Society and mass media has always been in charge of creating and setting standards and categorizations by which America and the rest of the world is supposed to live by and live up to. In this country, image is of the utmost importance, and who we presume to be is more important than who we actually are. How we view ourselves, and how we think we should look like is largely affected by society in its creation of the “ideal” men and women.
But it is mostly women, who appear to be on the receiving end of such “ideal” standards which society imposes on the rest of us on a daily basis, through magazines, television shows, commercial ads, and practically the whole of mass media. I talked to my friend, Seunghye Lee, regarding this issue, and her answers provided a significant but alarming insight on the effect mass media has on women of every race and culture, and the unfortunate success which the said system apparently has on influencing women’s standards regarding self image and body issues.
Seunghye Lee, as evident from her name, is Korean. After graduating from elementary school in Korea, she left for the United States, and has since been studying in this country. She is now twenty years old, majoring in biology, with a minor in psychology. But Seunghye is considering shifting to chemistry because she believes the field requires a greater amount of logical thinking, as opposed to plain memorization, which, from experience, she believes is what biology is limiting her to.

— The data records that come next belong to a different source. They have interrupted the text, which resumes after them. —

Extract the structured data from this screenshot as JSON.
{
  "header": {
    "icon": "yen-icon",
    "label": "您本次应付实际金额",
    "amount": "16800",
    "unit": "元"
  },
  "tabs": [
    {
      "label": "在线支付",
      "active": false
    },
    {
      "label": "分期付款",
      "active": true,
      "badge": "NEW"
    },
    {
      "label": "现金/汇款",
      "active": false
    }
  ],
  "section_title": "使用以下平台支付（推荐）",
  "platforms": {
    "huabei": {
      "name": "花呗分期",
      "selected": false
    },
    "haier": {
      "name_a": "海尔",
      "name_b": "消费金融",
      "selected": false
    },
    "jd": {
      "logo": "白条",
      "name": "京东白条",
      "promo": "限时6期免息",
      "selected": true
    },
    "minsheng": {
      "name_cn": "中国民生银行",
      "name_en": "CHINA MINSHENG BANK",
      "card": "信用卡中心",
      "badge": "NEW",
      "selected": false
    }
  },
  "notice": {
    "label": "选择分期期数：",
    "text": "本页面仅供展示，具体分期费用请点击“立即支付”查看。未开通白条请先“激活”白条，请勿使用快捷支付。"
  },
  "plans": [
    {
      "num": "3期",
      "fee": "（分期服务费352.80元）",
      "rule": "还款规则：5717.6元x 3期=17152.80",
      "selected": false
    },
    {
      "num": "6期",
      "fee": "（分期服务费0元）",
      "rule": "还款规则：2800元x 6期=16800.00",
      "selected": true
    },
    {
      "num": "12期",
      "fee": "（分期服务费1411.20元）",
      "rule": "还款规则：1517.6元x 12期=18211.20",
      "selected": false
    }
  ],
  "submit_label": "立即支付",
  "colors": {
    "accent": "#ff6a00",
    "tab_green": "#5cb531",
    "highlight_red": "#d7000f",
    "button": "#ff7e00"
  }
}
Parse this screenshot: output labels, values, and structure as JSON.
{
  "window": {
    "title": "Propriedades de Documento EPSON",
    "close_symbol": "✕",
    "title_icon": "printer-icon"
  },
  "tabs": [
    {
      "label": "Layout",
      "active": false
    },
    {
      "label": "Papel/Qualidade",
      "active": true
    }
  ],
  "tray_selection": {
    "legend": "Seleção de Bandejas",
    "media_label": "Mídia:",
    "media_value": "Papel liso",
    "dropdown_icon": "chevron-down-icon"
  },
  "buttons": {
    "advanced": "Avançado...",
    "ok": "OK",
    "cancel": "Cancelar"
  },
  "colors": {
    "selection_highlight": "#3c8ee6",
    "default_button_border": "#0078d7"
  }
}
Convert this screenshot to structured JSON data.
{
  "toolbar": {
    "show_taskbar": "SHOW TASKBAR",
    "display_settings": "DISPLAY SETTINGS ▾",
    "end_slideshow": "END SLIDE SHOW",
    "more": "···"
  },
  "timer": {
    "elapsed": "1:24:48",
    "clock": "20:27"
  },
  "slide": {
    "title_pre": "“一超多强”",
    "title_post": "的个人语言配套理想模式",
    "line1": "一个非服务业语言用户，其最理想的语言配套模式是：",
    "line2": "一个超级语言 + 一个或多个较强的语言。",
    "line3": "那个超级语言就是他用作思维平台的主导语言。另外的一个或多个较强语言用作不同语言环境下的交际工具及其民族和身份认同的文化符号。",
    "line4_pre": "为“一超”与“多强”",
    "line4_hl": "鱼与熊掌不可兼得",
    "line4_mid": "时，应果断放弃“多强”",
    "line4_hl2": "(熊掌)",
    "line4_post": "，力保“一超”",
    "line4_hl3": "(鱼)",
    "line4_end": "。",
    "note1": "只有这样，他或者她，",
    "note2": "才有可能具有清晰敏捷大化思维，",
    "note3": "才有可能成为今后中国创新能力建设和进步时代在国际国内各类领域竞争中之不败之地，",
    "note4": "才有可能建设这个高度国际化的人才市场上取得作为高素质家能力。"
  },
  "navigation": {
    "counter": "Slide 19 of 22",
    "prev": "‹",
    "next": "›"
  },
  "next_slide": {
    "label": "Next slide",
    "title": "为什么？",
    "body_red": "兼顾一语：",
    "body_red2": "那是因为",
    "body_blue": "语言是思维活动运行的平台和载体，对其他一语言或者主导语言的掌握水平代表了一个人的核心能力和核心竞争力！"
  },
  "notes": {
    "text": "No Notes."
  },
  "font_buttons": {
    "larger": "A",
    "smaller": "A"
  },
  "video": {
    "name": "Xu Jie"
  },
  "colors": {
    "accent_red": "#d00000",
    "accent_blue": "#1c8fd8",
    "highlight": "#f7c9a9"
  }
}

Despite the length of time she has been staying in America, and how she appears very American, Seunghye understands a lot about her roots and the Korean culture. I met her at the main library for interview, and appearing relatively tall, healthy, as well as cheerful and with a sunny and optimistic view and disposition, I did not think she would be affected by the oppressive standards of media, nor would she feel bad about her body. I was wrong. When asked how she feels about her body, Seunghye replies, “I feel like I need to lose a little bit of weight because since I entered college, I gained some weight.
People say that I am pretty tall, and I look healthy. ” She confesses to feeling more conscious of her body when she turns to fashion magazines like Cosmopolitan, and admits wanting to hit the gym more often when she looks at images of beautiful and skinny girls on the magazine. But since she’s entered college, she’s had fewer times in which she needed to look at magazines anymore. Like probably most adolescents and women of her age, Seunghye feels that she needs to lose weight, even when peeople tell her that she has a relatively normal and healthy body.
Her idea of happiness, where her physical features, and wher body is concerned, is “losing a few pounds” and “having a toned body. ” But unlike others, she believes in exercise, work-outs, and hitting the gym, as a healthier means of losing weight, as opposed to starving oneself to death by not eating. When asked ultimately, if women today feel pressured, and if she feel pressured regarding her body image, Seunghye relates, “Yes, yes it affects me. I’m pressured to not look fat. ” Despite such statement, she admits, “I do not want to be too skinny, but I want to be fit and toned. It would be nice to have a body like Angelina Jolie.
” It is clear from Seunghye’s response, and by the way the rest of adolescent women across America choose to dress, or behave, and regard themselves, that body issues and image affects all involved. Mass media unfortunately exploits this particular weakness which most, if not, all of us are prone to falling trap into. Women are torn in the “double bind,” between standards set by society which dictates we should be “sexy” and “feminine” by wearing the type of clothes designers choose to put on models and celebrities, and in conventional standards which asks that we should also appear “chaste” and “virginal.
” How we should regard and relate to our body should not be affected by the crassness of images and ideas being peddled by media. There exists a struggle and a need to break free from these standards, stereotypes, and maybe even cliches, regarding our body images. We need to create our own standards and not let media, society, or any system force feed ideologies regarding how we should act and who we are to become: for our sake, and for the benefit of all involved.